After that one delayed vaccine, I chose to get the rest on the normal vaccine schedule. To me, the pros outweighed the cons, and the risk of getting the disease seemed to me to be much higher than the benefits. I did not find any sound medical research that vaccines cause autism, or any other terrible problems. I did see that measles, mumps, rubella, flu, all had high risks of death in infants. I saw that vaccines had a very low risk of complications, and that the amount of “bad” ingredients was so tiny, it was probably akin to eating a fast food burger. Not so great for ya, but probably not going to kill you if you do it once every few months.

So that was my decision, and every once in awhile Miri will get a fever with her vaccine, and I’ll spend an hour worrying that I made the wrong call. In the end though, I feel that it was worth it, that we did the right thing, and that we didn’t let the research work us up into a panic.

Here’s to you, God!

Today we all grew up a little… Miriam spent her first evening with Grandma, and Bodie and I had our first dinner out, to celebrate his new job. I was getting myself some crackers and cheese, and a glass of wine before I sat down to write this post and I thought, wow, self, I am proud of you. Today you put on make-up, had a date, and are now about to eat wine and cheese like a grown up.

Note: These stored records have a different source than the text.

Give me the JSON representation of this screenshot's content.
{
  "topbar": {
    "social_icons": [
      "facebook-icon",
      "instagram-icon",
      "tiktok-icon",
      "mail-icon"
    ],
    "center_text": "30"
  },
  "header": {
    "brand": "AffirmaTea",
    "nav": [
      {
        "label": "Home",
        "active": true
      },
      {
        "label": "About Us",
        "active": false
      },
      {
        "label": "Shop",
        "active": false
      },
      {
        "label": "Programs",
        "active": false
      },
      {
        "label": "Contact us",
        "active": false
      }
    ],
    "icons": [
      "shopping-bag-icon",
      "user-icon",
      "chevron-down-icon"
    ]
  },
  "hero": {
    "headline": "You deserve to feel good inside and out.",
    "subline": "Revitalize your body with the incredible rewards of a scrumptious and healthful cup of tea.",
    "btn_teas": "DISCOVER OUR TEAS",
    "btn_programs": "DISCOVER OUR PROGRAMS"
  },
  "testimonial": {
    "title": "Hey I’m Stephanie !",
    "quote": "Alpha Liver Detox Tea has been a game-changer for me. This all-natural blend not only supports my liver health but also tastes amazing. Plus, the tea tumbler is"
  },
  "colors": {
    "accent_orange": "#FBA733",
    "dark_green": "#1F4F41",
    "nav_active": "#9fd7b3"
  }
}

This week was crazy. It started off so rocky. Bodie didn’t have a job, and I started to look for work. I started a job as a waitress at an Italian restaurant, and two days later Bodie was hired by a company he loves, doing the work that he has been doing in his spare time for fun. He couldn’t be happier, and neither could I. My two day stint as a working mom gave me that extra nudge of confidence to be able to leave Miriam with my mom tonight and go on our celebratory date.

It seems to me, and I realized this as it was happening, that this was God’s plan being enacted, and I had to let him lead me. He steered me towards my job and gave me the strength to handle it, taught me how to leave my baby for the first time. He knew I was ready, and that I wasn’t going to make that step on my own and needed the extra little nudge. He also led Bodie to his job, not a corporate job with no purpose in sight, but a job where Bodie could work on free, open-source software using exciting new technology for developers like him.

So here’s to you, God, and thank you for these great gifts. Thank you for taking care of us and putting us exactly where we need to be, exactly when we need to be there.